It appears that, despite media coverage to the contrary, Congress can agree on something. That something is the ban on federal defense spending for the highest LEED certifications. As we initially discussed here in our August 23, 2011 post, the House of Representatives passed the National Defense Authorization Act for FY 2012, which included a ban on LEED gold and platinum certifications. Now, the Senate has confirmed the ban as part of the spending bill passed on December 15, 2011.

Buried deep within the spending bill (in Section 2830, on pages 398-399 of the 565 page bill) is a clause stating: “PROHIBITION: No funds authorized to be appropriated by this Act or otherwise made available for the Department of Defense for fiscal year 2012 may be obligated or expended for achieving any LEED gold or platinum certification.” The bill, however, does permit waiver of the prohibition, if the Secretary of Defense submits a notification to the congressional defense committees setting forth the “cost-benefit analysis of the decision to obligate funds toward achieving the LEED gold or platinum certification.” The notification must also detail the demonstrated payback for the energy improvements and sustainable design features. Significantly, according to the bill, only if achieving LEED gold or platinum certification imposes no additional cost to the Department of Defense is the ban/waiver process avoided. Practically speaking, demonstrating to Congress that there is no additional cost without undertaking the analysis set forth in the waiver process seems unlikely.

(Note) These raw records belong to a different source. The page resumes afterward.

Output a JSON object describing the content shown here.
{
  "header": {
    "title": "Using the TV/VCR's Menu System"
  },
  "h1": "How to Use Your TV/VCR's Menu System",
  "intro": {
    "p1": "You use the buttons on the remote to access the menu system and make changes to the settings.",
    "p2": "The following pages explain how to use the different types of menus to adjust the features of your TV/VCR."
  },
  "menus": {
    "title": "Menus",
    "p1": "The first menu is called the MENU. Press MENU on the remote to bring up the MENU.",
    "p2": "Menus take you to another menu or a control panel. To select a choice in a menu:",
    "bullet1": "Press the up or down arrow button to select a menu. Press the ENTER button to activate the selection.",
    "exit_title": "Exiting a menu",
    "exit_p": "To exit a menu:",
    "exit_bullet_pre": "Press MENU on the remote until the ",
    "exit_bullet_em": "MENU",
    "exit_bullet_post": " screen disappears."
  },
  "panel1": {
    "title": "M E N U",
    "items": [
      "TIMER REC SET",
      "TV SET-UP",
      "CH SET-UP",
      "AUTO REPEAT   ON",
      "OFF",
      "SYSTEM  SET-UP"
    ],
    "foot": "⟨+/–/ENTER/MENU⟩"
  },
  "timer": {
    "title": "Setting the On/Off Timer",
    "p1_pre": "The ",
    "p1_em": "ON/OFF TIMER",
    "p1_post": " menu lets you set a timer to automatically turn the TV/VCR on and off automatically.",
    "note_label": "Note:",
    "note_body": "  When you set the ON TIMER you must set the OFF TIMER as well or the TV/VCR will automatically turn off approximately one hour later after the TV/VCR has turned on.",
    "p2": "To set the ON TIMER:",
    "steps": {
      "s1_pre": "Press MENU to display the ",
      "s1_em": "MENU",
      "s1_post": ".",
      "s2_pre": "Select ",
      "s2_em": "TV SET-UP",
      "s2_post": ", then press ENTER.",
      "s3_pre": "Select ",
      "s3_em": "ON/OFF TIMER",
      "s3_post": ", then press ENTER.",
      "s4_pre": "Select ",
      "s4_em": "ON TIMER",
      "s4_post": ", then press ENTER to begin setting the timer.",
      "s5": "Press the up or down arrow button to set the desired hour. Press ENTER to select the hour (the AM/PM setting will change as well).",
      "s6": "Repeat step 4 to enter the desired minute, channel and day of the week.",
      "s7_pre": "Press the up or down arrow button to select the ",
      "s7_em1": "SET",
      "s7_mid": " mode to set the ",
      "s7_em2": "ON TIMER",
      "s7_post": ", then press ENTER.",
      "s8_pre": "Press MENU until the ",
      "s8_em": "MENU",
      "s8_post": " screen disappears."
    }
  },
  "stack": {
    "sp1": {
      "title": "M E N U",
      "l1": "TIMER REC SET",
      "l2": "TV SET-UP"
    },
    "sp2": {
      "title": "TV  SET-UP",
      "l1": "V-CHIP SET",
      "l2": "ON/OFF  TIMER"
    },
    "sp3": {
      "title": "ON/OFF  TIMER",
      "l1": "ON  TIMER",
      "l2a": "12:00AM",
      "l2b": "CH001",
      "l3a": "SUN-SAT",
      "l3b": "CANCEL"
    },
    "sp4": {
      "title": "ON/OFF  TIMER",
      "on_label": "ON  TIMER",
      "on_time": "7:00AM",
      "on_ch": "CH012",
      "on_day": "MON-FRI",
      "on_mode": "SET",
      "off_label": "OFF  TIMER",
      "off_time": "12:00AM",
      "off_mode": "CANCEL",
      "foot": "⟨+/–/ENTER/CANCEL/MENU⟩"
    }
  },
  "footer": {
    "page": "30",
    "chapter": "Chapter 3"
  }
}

On the upside, the bill does set forth a pragmatic attempt to undertake an evaluation of the expenditures associated with LEED before devoting further funding to certification. The law requires that no later than June 30, 2012 the Department of Defense must submit a report, to the congressional defense committees on the energy-efficiency and sustainability standards utilized by the Department of Defense for military construction and repair. This report must include a “cost benefit analysis, return on investment, and long-term payback for LEED silver, gold, and platinum certification, as well as the LEED volume certification.” Its report to Congress also must include a strategy for its continued use of design and building standards.

However, unfortunately, by “banning” higher LEED certifications, this bill is essentially undermining years of green building efforts undertaken by the Department of Defense, which – to date – has been the agency at the forefront of the federal green building trend. The ban also ignores the mission behind the LEED certification program which was that LEED was intended to serve as a benchmark for evaluating whole buildings and to be a “definitive standard for what constitutes a green building in design, construction, and operation.” The certification process ensures that the government gets confirmation that the “green” building it contracted for to comply with various executive orders, is in fact the “green” building that is built.

Practically speaking, what this new bill means for the future of DoD sustainability goals as set forth in its Strategic Sustainability Performance Plan is now in question. For example, in May 2011, the Secretary of the Navy, Ray Mabus, stated that all Navy construction projects for FY 2012 and 2013 will be built to achieve sustainable design and construction equivalent to at least LEED Gold standards, with a few exceptions. However, unless Mabus can show it will do so at no additional cost, the Navy will now have to submit waivers for each and every project that sought LEED Gold certification. Whether the LEED Silver “or higher” requirements of the Air Force and Army will also be questioned or banned after the report is submitted in June 2012 also remains to be seen. What is certain is that, while Congress may have waged war on LEED via the Department of Defense, it is unlikely that DoD will be the only agency to suffer the LEED ban and we will continue to monitor the federal government’s treatment of LEED.